◆ **Required work**:
Please copy every line below that contains the string "JSON".

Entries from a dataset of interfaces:
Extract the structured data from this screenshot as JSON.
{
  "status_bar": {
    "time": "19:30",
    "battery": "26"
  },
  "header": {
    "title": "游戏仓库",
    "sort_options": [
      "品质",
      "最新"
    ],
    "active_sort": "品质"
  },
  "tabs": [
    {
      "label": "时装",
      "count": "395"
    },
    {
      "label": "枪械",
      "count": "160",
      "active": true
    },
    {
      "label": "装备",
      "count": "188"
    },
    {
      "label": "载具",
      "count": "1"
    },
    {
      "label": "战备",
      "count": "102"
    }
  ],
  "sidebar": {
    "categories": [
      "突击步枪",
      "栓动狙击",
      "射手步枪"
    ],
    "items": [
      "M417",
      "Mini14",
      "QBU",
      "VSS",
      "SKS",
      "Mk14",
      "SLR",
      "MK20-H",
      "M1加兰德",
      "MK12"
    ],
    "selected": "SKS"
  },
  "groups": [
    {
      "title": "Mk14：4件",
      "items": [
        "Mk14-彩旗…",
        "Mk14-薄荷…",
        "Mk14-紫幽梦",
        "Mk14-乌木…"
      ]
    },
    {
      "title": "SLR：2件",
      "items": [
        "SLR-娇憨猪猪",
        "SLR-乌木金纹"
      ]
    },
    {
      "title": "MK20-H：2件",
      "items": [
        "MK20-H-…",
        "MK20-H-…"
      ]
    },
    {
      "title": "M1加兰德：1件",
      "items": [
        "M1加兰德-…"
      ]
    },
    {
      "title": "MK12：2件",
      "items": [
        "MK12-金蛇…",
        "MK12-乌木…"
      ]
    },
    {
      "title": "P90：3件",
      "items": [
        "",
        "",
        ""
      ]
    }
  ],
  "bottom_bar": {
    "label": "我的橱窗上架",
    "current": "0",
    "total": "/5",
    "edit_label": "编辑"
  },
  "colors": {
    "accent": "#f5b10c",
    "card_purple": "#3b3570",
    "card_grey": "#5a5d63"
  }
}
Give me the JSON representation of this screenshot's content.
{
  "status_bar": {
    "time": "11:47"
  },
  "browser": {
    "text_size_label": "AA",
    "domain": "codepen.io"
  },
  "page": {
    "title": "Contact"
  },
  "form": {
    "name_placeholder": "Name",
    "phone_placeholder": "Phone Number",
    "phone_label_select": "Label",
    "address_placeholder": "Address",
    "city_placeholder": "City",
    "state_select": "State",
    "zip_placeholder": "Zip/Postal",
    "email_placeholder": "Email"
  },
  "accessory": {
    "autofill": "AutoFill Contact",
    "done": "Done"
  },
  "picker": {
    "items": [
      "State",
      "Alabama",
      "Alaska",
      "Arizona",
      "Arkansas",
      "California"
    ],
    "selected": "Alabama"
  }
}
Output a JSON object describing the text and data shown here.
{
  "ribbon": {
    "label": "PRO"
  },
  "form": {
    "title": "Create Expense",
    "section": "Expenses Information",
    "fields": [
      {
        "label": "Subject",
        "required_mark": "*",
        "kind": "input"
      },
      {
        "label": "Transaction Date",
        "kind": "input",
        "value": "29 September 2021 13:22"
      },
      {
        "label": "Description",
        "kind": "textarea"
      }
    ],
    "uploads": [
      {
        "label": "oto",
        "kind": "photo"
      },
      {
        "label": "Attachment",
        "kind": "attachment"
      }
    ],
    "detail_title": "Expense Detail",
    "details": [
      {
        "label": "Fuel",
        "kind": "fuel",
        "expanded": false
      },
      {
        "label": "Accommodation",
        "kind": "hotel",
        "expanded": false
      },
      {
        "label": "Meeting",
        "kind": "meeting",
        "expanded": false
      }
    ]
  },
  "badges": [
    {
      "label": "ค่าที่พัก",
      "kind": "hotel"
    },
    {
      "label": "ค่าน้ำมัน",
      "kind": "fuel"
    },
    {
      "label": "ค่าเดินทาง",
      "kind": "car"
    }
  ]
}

◆ **Written reply**:
Extract the structured data from this screenshot as JSON.
Give me the JSON representation of this screenshot's content.
Output a JSON object describing the text and data shown here.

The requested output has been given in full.